─── RECORDS TO USE ───

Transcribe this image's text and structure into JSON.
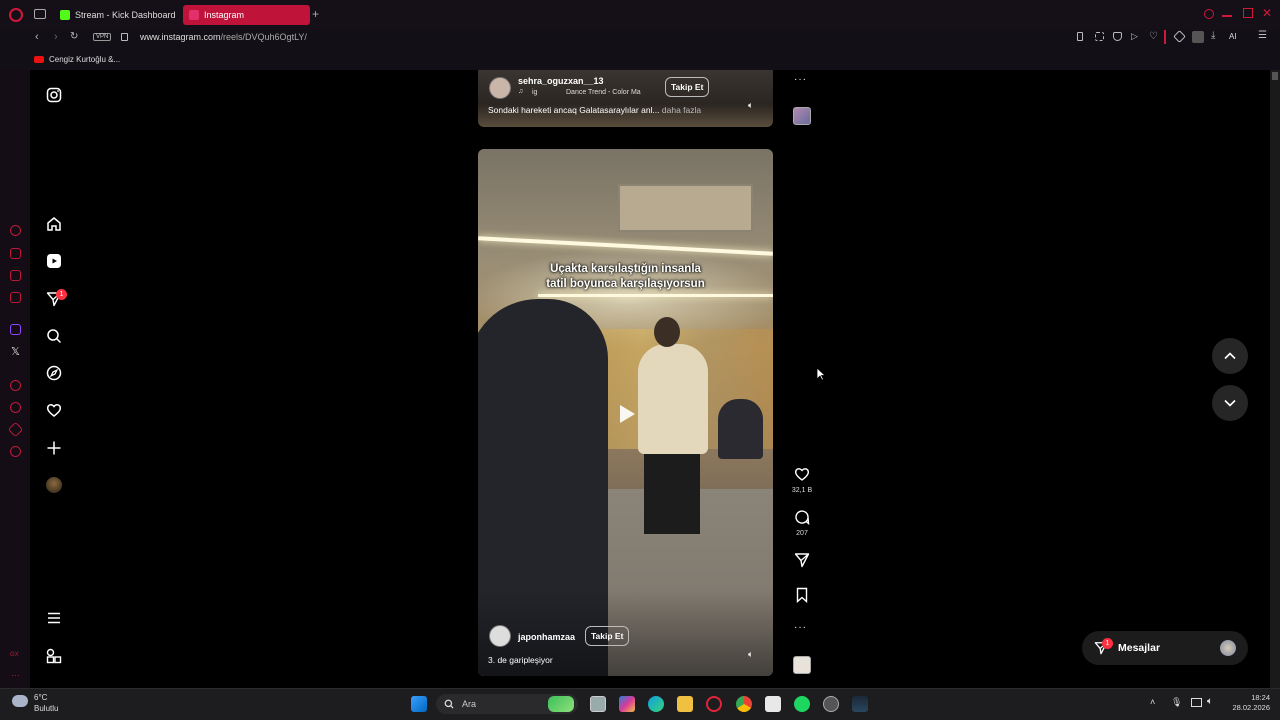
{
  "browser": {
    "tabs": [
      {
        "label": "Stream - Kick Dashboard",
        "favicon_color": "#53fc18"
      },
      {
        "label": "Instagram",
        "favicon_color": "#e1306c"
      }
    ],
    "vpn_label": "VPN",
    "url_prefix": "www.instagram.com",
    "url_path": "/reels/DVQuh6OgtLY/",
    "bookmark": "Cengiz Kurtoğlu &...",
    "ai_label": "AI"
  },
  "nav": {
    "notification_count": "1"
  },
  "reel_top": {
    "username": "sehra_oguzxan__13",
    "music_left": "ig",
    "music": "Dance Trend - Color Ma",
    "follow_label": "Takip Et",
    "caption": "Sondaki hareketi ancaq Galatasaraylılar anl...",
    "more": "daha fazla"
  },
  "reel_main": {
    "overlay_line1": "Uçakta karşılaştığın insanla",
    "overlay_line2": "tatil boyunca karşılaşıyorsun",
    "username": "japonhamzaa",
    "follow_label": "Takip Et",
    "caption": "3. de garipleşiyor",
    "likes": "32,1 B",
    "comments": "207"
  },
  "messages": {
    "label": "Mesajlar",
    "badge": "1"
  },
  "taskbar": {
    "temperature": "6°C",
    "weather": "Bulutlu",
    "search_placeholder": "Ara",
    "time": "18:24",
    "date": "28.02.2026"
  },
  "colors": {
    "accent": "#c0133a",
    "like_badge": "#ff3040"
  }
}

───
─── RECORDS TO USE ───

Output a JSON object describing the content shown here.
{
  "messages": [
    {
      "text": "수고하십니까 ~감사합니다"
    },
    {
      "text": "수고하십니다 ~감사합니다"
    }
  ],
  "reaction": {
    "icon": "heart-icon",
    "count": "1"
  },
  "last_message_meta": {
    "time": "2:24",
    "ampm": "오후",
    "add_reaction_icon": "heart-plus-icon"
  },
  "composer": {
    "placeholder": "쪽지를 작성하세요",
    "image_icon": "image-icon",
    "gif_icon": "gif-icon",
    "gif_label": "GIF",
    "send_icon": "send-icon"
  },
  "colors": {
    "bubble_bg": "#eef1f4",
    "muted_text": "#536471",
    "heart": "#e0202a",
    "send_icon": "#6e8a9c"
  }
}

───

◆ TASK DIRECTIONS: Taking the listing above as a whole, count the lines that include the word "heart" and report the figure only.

◆ YOUR RESPONSE: 3